Lloyds shares have plunged almost 40 per cent after it revealed HBOS, which it rescued last year, will post a massive 10 billion loss.

The huge writedown includes a 7 billion loss by HBOS's corporate division which is heavily exposed to hard-hit housing and commercial property sectors.

On Tuesday, Sir James Crosby, an ex-chief executive at HBOS, quit as deputy chairman of the Financial Services Authority (FSA) over claims that he sacked a senior risk manager who had warned the bank was "going too fast". He denies the allegations.

The expected writedowns contrast with a 5.71 billion underlying profit made by the bank in 2007.

The News sent shares in Lloyds Banking Group - 43 per cent-owned by the taxpayer - almost 40 per cent lower despite Lloyds TSB saying it will make pre-tax profits of around 1.3 billion.

Chief executive Eric Daniels said: "HBOS's 2008 results have been adversely affected by the impact of market dislocation, which accelerated significantly in the last quarter of 2008, and the additional impairments required on the HBOS corporate lending portfolios."

He added: "These impairments primarily reflect the application of a more conservative recognition of risk and the further deterioration in the economic environment."

Market confidence in HBOS collapsed last autumn and the Government waived competition rules to allow the bank to be taken over by Lloyds TSB, creating a UK "super-bank".
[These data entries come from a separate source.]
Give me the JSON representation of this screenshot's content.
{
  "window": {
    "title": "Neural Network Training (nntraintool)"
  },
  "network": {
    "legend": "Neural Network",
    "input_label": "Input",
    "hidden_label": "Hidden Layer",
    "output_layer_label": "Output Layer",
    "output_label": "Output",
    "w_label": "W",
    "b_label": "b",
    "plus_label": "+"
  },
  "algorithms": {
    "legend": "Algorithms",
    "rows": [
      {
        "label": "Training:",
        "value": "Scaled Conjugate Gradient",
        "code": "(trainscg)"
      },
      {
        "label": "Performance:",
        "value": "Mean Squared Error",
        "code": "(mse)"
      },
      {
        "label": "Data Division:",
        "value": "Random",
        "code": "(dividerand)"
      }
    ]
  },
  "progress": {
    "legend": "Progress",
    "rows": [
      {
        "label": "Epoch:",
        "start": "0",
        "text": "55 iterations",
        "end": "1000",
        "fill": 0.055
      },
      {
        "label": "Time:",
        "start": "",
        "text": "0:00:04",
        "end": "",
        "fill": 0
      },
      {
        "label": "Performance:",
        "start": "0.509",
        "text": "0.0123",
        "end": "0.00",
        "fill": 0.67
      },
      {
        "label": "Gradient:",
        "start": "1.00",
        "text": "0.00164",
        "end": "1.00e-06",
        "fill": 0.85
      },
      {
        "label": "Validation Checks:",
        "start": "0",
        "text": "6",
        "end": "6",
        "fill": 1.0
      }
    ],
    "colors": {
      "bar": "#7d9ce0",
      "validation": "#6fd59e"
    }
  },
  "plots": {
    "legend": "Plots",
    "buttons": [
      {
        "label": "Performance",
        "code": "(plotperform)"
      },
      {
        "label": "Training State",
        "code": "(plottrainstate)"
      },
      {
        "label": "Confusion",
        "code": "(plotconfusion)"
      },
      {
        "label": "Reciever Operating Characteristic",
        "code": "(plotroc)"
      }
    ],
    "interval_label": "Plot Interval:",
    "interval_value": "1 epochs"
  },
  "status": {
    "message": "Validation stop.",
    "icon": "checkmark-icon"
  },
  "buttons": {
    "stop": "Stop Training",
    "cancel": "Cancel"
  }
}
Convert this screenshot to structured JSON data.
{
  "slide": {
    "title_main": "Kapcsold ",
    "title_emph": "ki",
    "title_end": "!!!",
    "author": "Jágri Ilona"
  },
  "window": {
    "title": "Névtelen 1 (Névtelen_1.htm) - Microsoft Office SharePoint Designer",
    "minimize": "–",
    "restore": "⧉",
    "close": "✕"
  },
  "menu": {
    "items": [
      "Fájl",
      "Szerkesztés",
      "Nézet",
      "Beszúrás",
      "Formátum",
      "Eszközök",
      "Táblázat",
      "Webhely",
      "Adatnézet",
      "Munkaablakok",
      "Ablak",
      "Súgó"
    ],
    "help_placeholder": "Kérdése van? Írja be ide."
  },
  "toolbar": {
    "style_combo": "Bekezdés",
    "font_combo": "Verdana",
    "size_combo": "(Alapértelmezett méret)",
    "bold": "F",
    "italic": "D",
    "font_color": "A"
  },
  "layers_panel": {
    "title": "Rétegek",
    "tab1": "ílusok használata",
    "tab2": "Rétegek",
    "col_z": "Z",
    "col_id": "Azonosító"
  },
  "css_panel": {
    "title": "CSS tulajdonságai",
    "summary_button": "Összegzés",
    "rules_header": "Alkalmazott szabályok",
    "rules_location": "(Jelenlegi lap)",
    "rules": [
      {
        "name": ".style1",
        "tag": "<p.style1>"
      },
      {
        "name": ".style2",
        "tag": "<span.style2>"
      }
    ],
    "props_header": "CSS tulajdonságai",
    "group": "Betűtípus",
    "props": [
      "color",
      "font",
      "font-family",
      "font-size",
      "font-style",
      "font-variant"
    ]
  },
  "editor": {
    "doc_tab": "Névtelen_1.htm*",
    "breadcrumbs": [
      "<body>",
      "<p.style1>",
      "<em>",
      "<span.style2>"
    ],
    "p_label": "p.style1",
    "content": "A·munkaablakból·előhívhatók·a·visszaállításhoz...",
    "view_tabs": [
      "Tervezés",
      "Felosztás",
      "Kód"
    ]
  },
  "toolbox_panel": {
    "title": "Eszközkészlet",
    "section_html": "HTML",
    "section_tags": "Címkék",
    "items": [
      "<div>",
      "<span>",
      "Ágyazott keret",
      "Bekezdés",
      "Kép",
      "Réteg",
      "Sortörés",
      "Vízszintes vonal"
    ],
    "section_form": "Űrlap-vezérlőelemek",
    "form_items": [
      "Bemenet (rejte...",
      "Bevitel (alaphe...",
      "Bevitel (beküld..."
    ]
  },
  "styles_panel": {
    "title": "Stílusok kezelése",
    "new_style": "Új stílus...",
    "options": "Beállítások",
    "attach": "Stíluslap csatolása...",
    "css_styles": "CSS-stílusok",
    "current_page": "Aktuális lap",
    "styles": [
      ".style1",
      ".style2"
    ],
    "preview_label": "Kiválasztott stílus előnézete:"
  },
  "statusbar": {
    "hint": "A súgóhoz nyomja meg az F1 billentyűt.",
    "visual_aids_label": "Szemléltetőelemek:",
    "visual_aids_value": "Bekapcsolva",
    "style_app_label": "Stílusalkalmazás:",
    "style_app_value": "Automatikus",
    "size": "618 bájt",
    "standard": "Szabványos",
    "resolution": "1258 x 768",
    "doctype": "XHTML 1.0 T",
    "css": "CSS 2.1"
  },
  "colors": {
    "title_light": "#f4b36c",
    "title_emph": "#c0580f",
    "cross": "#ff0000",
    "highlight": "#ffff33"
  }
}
The taxpayer has pumped a total of 17 billion into the two banks to shore up their balance sheets.

Despite the surprise warning, Mr Daniels said the group had a capital position "significantly in excess" of its regulatory requirements.

He said: "Whilst we recognise that the short-term outlook is more challenging, Lloyds Banking Group has the largest UK financial services franchise, with excellent long-term earnings potential."

The HBOS News comes a month after Royal Bank of Scotland, which is 68 per cent owned by the taxpayer, warned of annual losses of up to 28 billion on the back of a sharp rise in bad debts and a writedown of up to 20 billion over the disastrous acquisition of Dutch bank ABN Amro at the top of the market in 2007.

The banks' fortunes are in comparison with Barclays which earlier this week posted pre-tax profits of 6.14 billion for 2008, down just 14 per cent on 2007 and better than expected by the City.